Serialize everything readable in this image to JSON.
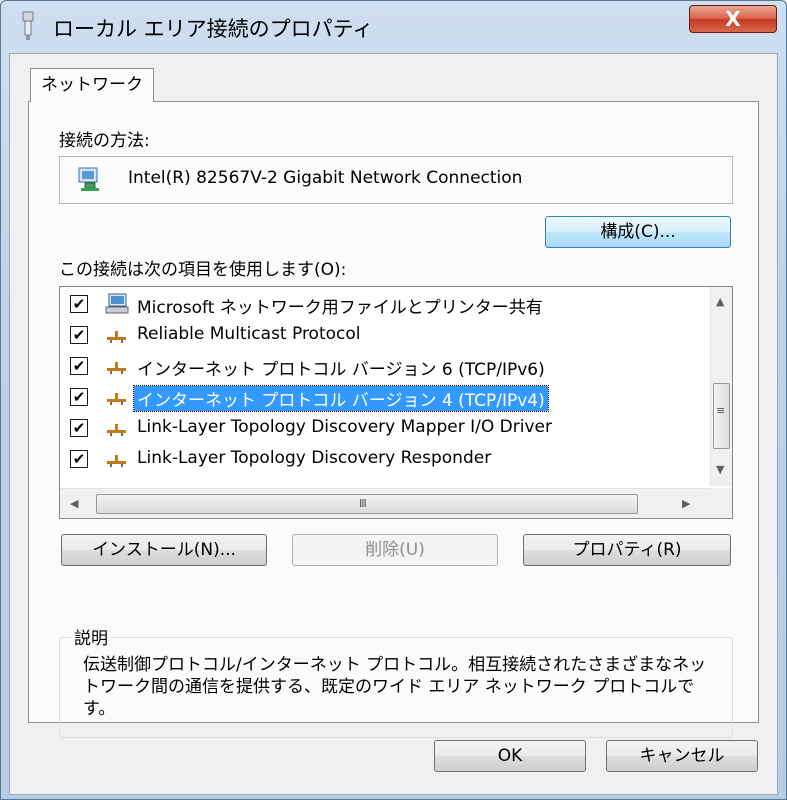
{
  "window": {
    "title": "ローカル エリア接続のプロパティ",
    "close_glyph": "X"
  },
  "tabs": [
    {
      "label": "ネットワーク"
    }
  ],
  "connect_using": {
    "label": "接続の方法:",
    "adapter_name": "Intel(R) 82567V-2 Gigabit Network Connection",
    "configure_button": "構成(C)..."
  },
  "items_section": {
    "label": "この接続は次の項目を使用します(O):",
    "items": [
      {
        "label": "Microsoft ネットワーク用ファイルとプリンター共有",
        "checked": true,
        "icon": "computer-icon",
        "selected": false
      },
      {
        "label": "Reliable Multicast Protocol",
        "checked": true,
        "icon": "network-protocol-icon",
        "selected": false
      },
      {
        "label": "インターネット プロトコル バージョン 6 (TCP/IPv6)",
        "checked": true,
        "icon": "network-protocol-icon",
        "selected": false
      },
      {
        "label": "インターネット プロトコル バージョン 4 (TCP/IPv4)",
        "checked": true,
        "icon": "network-protocol-icon",
        "selected": true
      },
      {
        "label": "Link-Layer Topology Discovery Mapper I/O Driver",
        "checked": true,
        "icon": "network-protocol-icon",
        "selected": false
      },
      {
        "label": "Link-Layer Topology Discovery Responder",
        "checked": true,
        "icon": "network-protocol-icon",
        "selected": false
      }
    ],
    "check_glyph": "✔"
  },
  "actions": {
    "install": "インストール(N)...",
    "uninstall": "削除(U)",
    "properties": "プロパティ(R)"
  },
  "description": {
    "title": "説明",
    "text": "伝送制御プロトコル/インターネット プロトコル。相互接続されたさまざまなネットワーク間の通信を提供する、既定のワイド エリア ネットワーク プロトコルです。"
  },
  "footer": {
    "ok": "OK",
    "cancel": "キャンセル"
  },
  "scroll": {
    "up": "▲",
    "down": "▼",
    "left": "◀",
    "right": "▶",
    "vgrip": "≡",
    "hgrip": "III"
  },
  "colors": {
    "selection": "#3399ff",
    "focus_border": "#3c7fb1"
  }
}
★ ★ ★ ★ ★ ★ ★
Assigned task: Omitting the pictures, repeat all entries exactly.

Response below:
Serialize everything readable in this image to JSON.
{
  "window": {
    "title": "ローカル エリア接続のプロパティ",
    "close_glyph": "X"
  },
  "tabs": [
    {
      "label": "ネットワーク"
    }
  ],
  "connect_using": {
    "label": "接続の方法:",
    "adapter_name": "Intel(R) 82567V-2 Gigabit Network Connection",
    "configure_button": "構成(C)..."
  },
  "items_section": {
    "label": "この接続は次の項目を使用します(O):",
    "items": [
      {
        "label": "Microsoft ネットワーク用ファイルとプリンター共有",
        "checked": true,
        "icon": "computer-icon",
        "selected": false
      },
      {
        "label": "Reliable Multicast Protocol",
        "checked": true,
        "icon": "network-protocol-icon",
        "selected": false
      },
      {
        "label": "インターネット プロトコル バージョン 6 (TCP/IPv6)",
        "checked": true,
        "icon": "network-protocol-icon",
        "selected": false
      },
      {
        "label": "インターネット プロトコル バージョン 4 (TCP/IPv4)",
        "checked": true,
        "icon": "network-protocol-icon",
        "selected": true
      },
      {
        "label": "Link-Layer Topology Discovery Mapper I/O Driver",
        "checked": true,
        "icon": "network-protocol-icon",
        "selected": false
      },
      {
        "label": "Link-Layer Topology Discovery Responder",
        "checked": true,
        "icon": "network-protocol-icon",
        "selected": false
      }
    ],
    "check_glyph": "✔"
  },
  "actions": {
    "install": "インストール(N)...",
    "uninstall": "削除(U)",
    "properties": "プロパティ(R)"
  },
  "description": {
    "title": "説明",
    "text": "伝送制御プロトコル/インターネット プロトコル。相互接続されたさまざまなネットワーク間の通信を提供する、既定のワイド エリア ネットワーク プロトコルです。"
  },
  "footer": {
    "ok": "OK",
    "cancel": "キャンセル"
  },
  "scroll": {
    "up": "▲",
    "down": "▼",
    "left": "◀",
    "right": "▶",
    "vgrip": "≡",
    "hgrip": "III"
  },
  "colors": {
    "selection": "#3399ff",
    "focus_border": "#3c7fb1"
  }
}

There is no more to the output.